DIRECTIONS
Copy out the lines of the material that include the string "Restock".

RECORDS FOR THE TASK
++++++++++
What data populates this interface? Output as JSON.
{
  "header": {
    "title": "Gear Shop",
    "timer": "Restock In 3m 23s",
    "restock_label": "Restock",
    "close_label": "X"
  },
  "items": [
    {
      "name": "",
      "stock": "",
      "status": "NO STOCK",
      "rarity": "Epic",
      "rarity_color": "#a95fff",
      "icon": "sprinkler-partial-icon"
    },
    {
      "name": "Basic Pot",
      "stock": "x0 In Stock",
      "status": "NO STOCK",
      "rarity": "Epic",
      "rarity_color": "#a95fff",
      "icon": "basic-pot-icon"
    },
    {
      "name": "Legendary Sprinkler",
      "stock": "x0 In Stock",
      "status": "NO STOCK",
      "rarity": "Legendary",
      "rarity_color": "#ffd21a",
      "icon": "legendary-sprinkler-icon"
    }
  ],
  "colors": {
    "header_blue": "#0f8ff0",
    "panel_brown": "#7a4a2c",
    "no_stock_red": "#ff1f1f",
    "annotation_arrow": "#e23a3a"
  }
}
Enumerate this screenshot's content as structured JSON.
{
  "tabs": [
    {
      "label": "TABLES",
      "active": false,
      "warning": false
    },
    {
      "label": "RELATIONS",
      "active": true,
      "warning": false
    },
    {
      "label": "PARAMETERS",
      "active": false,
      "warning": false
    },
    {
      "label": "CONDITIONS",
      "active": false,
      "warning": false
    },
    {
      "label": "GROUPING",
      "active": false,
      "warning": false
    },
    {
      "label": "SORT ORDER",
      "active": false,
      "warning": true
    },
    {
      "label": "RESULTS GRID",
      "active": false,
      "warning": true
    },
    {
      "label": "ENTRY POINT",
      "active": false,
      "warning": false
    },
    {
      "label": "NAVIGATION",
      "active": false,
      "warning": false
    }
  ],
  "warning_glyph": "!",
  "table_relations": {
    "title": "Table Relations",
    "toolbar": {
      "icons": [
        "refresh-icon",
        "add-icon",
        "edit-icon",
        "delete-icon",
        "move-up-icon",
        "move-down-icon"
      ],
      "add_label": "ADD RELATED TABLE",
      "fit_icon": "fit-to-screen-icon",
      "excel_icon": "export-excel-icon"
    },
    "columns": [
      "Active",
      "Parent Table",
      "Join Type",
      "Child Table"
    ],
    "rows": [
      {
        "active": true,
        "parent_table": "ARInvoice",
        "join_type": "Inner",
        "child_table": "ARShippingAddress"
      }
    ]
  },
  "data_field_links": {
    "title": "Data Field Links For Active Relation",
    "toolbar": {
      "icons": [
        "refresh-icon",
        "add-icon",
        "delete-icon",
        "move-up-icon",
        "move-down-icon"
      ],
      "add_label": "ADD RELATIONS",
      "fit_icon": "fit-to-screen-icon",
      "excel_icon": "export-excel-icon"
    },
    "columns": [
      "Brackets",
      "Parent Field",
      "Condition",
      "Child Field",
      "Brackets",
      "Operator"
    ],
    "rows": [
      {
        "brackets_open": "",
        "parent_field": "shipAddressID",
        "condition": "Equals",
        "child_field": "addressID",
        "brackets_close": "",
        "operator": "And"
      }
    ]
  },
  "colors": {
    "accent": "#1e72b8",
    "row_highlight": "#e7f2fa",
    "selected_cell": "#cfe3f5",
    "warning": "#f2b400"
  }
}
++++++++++
ANSWER TO THE EXERCISE
    "timer": "Restock In 3m 23s",
    "restock_label": "Restock",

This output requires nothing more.